* Work instruction:
Look through the data and write out every line with the word "author" in it.

* Exercise data:
= Beginning of Section =

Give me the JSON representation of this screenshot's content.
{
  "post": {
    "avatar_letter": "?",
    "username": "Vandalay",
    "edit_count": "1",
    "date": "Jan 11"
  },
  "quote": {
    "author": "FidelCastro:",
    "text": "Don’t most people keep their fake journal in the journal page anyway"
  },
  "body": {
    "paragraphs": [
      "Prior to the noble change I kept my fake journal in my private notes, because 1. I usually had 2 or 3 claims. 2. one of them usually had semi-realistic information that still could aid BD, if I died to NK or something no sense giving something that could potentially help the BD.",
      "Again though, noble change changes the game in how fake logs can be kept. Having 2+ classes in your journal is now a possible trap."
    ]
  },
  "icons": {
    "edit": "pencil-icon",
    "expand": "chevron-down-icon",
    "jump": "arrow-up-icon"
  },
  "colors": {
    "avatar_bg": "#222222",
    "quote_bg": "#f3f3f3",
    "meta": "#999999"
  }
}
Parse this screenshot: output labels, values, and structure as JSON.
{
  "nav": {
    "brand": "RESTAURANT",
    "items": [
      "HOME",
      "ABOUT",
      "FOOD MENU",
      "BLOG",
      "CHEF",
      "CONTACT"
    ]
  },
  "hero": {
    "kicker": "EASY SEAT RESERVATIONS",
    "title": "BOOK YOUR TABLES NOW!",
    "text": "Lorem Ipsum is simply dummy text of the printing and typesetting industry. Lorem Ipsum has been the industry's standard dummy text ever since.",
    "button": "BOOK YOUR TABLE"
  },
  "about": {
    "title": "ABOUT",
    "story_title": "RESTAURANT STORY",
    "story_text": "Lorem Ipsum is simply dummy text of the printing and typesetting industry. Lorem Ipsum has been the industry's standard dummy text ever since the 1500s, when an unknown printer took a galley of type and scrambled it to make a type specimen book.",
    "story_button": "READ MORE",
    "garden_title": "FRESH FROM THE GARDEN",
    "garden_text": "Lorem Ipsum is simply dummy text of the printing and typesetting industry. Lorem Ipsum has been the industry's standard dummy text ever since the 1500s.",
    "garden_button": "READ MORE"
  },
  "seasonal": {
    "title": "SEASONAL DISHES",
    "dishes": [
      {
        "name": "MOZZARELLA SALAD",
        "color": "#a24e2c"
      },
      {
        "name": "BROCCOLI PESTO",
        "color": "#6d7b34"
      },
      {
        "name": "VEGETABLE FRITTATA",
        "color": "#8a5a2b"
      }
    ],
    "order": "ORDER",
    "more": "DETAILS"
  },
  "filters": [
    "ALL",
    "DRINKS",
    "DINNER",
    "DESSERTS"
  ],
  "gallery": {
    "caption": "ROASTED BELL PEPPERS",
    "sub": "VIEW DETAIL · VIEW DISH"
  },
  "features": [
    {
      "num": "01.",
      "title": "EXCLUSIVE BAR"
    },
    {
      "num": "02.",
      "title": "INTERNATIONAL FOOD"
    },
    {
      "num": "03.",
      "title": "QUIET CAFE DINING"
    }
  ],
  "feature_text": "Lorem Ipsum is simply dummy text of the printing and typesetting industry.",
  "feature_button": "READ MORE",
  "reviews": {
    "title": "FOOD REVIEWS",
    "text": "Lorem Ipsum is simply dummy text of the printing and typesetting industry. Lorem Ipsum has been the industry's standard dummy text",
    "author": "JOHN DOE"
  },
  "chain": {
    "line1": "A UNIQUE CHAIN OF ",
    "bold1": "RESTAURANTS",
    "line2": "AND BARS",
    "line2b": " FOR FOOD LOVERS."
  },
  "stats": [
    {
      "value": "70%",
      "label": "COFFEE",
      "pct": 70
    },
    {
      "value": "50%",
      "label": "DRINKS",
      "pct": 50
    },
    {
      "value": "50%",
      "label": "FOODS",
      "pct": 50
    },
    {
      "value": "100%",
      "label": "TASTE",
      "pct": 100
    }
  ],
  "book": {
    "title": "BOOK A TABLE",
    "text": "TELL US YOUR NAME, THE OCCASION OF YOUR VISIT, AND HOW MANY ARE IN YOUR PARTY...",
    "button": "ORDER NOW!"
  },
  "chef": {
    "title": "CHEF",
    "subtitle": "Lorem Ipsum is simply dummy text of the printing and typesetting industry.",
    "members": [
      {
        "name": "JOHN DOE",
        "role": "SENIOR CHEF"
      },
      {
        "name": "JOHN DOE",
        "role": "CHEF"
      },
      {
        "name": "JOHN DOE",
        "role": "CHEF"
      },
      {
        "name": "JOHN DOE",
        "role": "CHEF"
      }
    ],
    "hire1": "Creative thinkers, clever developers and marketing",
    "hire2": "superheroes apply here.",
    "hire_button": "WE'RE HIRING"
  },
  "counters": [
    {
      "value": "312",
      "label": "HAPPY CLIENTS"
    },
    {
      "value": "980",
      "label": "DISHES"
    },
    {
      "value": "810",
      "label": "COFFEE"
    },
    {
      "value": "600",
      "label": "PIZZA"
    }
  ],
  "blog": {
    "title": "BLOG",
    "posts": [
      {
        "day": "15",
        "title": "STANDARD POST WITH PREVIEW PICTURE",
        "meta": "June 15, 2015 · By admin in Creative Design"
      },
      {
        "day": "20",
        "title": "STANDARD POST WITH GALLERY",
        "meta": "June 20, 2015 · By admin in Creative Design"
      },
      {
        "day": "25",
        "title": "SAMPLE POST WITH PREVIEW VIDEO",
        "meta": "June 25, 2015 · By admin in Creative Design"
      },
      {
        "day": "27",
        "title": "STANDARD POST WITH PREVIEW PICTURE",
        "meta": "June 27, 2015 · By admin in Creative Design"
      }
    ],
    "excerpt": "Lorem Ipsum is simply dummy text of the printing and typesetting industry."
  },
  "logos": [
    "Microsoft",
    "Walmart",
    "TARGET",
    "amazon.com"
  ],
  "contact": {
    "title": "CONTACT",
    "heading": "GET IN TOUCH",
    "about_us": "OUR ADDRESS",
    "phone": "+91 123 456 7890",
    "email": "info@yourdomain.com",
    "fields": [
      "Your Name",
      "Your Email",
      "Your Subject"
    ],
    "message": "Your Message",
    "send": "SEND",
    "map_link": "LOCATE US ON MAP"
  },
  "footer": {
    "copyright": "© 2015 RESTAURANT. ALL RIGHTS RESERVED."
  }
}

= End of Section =

* Solution to the exercise:
    "author": "FidelCastro:",
    "author": "JOHN DOE"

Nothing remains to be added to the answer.